If you have access to OneMine as part of a member benefit, log in through your member association website for a seamless user experience.

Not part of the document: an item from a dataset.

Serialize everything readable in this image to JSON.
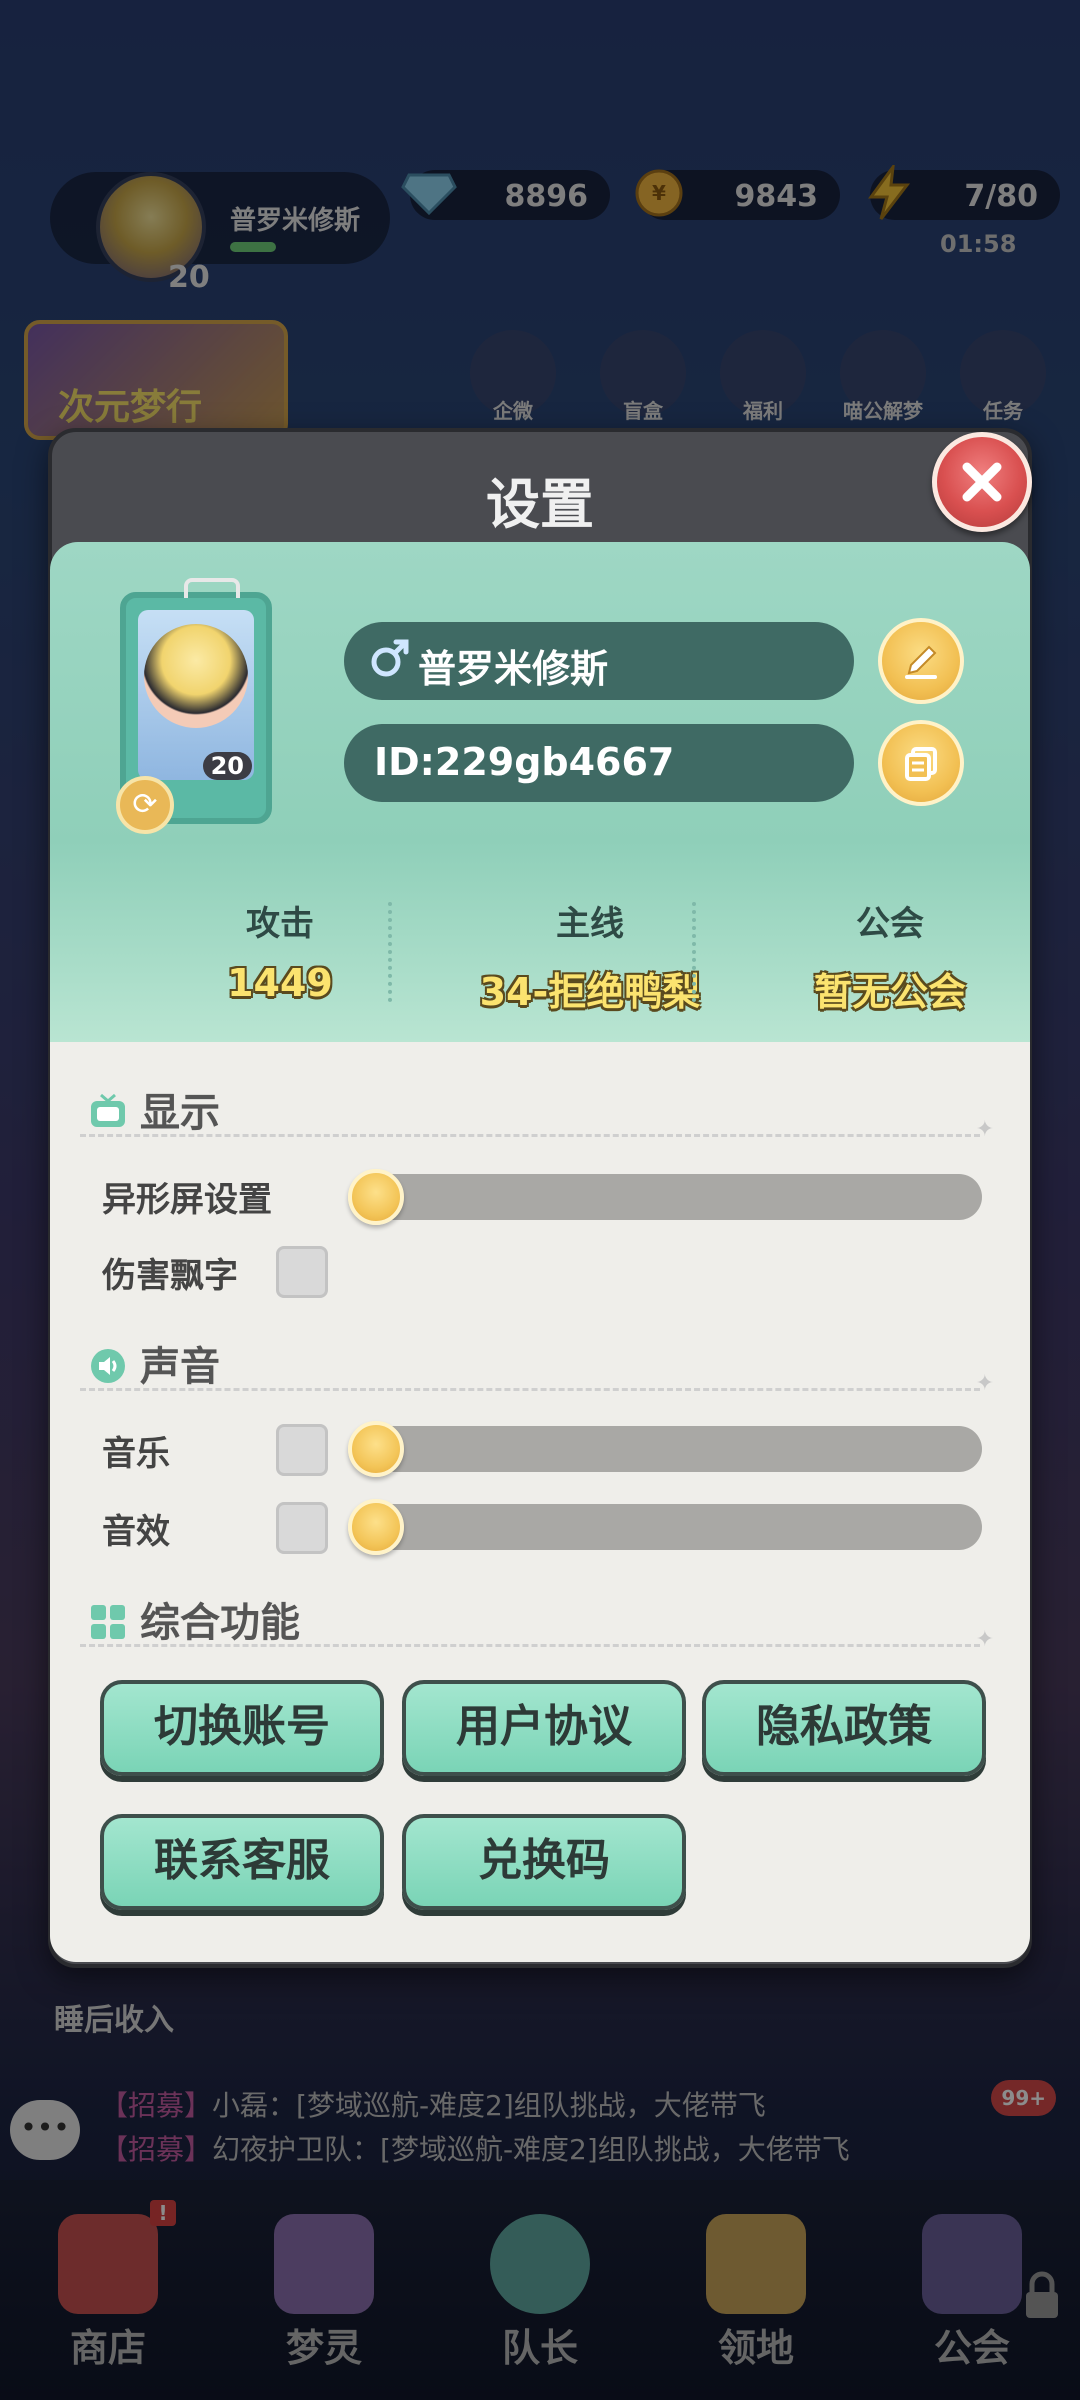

|The coal-based power generation industry faces increased pressure from all sectors to improve its environmental performance. This is due to increased awareness of and concerns regarding greenhouse-and acid-gas emissions, toxic metal releases (to both air and water) and water availability. A methodology to assess this industry?s environmental performance is needed. Such a methodology should assess all environmental impacts accurately, recognizing the irspatial and temporal dependence, and taking into account the social acceptability of technologies employed. Here, we develop a methodology to determine the environ-mental impact associated with solid wastes generated by this industry, and apply this to the specific case of ash management. More specifically, the case study compares the environmental footprint of an ash deposit for a number of operational water management scenarios. The methodology considers leachate generation processes from ash impoundments to obtain a time-dependent concentration profile of mobile constituents at the interface between the ash impoundment and the surrounding environment. This leachate prediction modelling is subsequently linked to plume dispersion modelling tools to determine the fate and transport of leached components, predominantly salts, into groundwater. Together, these provide a measure of the extent to which a land mass is affected by leachate migration from the deposit. To determine the exact boundary between regions of acceptable and unacceptable risk to the environment, we use Ecological Risk Assessment concepts. In this way it is possible to obtain a time dependent affected land footprint which could be used as an indicator of the environmental impact of solid waste management practices. This information can be included in a set of environmental criteria which form the basis of an overall environ-mental impact assessment, using tools such as Life Cycle Assessment (LCA). The value of LCA is that its structure is consistent with accepted models of environmental decision making, where different approaches to valuation in impact assessment assist in prioritizing impacts on the basis of their perceived significance. The proposed ?affected land footprint? metric represents a significant improvement over current LCA impact indicators for solid waste management practices. Keywords: Environmental Impact Assessment, Environmental Risk Assessment; Life Cycle Assessment; coal ash; leachability; salinity|